> [INPUT DATA]
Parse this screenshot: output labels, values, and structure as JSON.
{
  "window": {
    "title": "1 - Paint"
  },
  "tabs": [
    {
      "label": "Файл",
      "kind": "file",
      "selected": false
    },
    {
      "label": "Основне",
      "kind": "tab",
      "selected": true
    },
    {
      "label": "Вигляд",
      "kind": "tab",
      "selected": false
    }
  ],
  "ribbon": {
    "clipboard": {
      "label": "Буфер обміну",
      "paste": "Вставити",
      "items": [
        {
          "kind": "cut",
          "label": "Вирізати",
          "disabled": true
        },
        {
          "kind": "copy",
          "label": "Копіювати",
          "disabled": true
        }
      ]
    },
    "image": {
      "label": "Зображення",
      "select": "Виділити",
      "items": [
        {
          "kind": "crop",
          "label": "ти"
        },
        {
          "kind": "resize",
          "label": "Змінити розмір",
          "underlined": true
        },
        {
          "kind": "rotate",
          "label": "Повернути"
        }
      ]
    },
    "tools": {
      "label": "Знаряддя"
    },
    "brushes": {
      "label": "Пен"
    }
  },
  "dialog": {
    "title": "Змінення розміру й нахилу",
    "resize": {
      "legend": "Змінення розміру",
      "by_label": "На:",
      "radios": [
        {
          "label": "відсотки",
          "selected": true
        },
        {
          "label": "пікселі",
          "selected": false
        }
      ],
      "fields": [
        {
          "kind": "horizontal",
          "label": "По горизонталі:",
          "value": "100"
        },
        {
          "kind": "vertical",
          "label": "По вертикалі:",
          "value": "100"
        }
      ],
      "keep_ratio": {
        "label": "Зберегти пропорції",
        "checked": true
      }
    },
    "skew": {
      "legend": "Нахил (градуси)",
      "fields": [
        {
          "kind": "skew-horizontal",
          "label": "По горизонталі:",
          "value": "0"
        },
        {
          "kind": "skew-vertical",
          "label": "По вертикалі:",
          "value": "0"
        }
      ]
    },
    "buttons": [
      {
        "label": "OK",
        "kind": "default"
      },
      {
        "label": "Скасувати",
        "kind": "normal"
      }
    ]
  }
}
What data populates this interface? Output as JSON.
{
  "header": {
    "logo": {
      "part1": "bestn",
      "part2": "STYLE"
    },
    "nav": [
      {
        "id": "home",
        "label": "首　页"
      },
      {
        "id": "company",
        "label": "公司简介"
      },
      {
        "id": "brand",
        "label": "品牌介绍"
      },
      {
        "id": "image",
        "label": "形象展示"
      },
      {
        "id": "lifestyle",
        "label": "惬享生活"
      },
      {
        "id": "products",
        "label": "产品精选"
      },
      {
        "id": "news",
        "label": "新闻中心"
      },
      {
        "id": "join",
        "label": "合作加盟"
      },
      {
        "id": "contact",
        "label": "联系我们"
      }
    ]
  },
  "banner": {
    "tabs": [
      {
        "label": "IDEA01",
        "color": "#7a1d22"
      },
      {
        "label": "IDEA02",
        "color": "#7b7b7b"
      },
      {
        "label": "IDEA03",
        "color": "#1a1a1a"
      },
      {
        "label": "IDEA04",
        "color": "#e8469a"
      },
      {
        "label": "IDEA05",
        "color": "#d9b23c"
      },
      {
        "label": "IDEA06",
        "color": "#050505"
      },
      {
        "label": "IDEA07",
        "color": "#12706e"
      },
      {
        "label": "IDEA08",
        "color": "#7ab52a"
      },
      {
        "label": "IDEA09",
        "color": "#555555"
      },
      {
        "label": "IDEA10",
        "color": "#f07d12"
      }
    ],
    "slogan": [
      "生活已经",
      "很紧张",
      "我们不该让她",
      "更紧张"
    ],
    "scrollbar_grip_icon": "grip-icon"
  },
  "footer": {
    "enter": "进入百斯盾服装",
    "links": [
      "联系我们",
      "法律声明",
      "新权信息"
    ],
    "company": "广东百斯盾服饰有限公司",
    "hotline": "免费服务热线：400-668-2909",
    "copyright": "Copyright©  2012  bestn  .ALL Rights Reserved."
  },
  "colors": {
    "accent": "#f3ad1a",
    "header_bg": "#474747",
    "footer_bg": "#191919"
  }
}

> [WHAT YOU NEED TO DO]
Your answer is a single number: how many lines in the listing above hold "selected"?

> [SOLUTION]
5